That led to many losing their homes on an island where 44 percent live in poverty.
Last January, Black Knight, an analytics firm, reported more than 82,000 homeowners fell behind on their mortgages.
"Pre-Maria and Post-Maria you can very much see the differences in the need for these properties," said Kim Fernandez, co-founder of Arch Real Estate Holdings. "It is a fact that we need to do something for the island."
Fernandez was born and raised in Puerto Rico.
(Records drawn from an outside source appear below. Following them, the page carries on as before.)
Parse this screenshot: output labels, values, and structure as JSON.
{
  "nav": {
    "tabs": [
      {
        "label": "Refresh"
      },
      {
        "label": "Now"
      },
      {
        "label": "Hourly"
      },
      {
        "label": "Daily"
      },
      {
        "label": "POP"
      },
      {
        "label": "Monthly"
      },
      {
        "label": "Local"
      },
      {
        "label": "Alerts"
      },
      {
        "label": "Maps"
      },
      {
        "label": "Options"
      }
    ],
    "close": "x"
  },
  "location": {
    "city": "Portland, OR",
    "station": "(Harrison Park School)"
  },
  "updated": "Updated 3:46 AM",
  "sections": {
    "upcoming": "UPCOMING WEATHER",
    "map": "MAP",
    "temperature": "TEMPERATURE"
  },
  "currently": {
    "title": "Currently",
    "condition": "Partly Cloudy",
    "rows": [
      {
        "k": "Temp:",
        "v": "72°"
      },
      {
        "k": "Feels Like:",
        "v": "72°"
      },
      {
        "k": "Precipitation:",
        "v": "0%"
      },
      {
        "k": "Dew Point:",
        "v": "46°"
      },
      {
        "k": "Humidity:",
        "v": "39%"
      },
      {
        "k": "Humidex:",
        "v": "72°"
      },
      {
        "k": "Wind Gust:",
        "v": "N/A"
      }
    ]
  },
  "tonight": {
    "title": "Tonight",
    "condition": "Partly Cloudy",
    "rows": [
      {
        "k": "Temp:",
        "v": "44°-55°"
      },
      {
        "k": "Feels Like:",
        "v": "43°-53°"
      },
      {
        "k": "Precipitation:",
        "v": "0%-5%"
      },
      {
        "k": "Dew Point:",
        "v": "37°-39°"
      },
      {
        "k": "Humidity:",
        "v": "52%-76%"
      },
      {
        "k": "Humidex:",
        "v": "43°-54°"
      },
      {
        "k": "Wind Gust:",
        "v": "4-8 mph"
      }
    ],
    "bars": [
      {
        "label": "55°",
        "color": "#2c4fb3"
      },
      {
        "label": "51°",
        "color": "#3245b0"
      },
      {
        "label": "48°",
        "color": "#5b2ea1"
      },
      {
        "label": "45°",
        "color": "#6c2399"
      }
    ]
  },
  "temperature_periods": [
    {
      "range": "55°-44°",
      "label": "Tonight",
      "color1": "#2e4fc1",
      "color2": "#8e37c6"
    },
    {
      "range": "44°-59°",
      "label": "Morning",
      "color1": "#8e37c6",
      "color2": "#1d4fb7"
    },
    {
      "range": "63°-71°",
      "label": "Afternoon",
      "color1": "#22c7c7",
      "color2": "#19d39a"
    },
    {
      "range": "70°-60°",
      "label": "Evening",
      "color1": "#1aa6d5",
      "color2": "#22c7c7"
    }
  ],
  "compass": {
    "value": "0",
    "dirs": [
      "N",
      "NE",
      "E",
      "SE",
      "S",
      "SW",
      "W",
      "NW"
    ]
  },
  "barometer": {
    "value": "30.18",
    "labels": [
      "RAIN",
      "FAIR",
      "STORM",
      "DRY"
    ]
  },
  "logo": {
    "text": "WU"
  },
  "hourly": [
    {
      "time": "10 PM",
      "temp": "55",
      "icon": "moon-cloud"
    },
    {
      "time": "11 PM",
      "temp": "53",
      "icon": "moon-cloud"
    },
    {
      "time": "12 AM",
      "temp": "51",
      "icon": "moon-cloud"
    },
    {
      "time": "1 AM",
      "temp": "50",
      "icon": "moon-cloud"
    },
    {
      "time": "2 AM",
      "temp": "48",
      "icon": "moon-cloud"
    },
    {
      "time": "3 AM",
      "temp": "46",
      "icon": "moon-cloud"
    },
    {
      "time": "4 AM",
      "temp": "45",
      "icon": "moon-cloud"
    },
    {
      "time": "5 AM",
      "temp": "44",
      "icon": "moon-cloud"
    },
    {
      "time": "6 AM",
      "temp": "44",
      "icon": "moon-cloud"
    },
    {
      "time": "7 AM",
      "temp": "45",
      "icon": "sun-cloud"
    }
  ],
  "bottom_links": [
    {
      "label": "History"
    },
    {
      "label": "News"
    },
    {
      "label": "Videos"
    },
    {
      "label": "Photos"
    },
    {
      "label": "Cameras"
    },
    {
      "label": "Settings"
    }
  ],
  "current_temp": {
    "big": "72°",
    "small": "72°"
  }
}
His business partners plan on getting those on the island in their own homes by renovating hundreds of foreclosed houses and renting them at affordable rates.
"The houses are sitting there vacant," said Plocharczyk.
The $700 million project is broken up in four phases.
The first phase is to purchase 550 homes with $85 million they plan on getting from investors.
"We’re outfitting all the properties with 140 mph hurricane windows. In addition to that we’re making sure in a structural perspective, the structure side of the properties fit the same building codes we have in Florida today,” explained Plocharczyk.
Another addition will be to add solar panels.
"That way they’re not reliant on the already fragile power grid that exists in Puerto Rico," she continued.
Despite the current bleak outlook, Fernandez believes the future of the island is bright. He has noticed more businesses, like his, reinvest in Puerto Rico.
"I see it going in the positive and in five, 10 years being even better than it was Pre-Maria," said Fernandez.
He will have the house keys waiting for anyone moving there.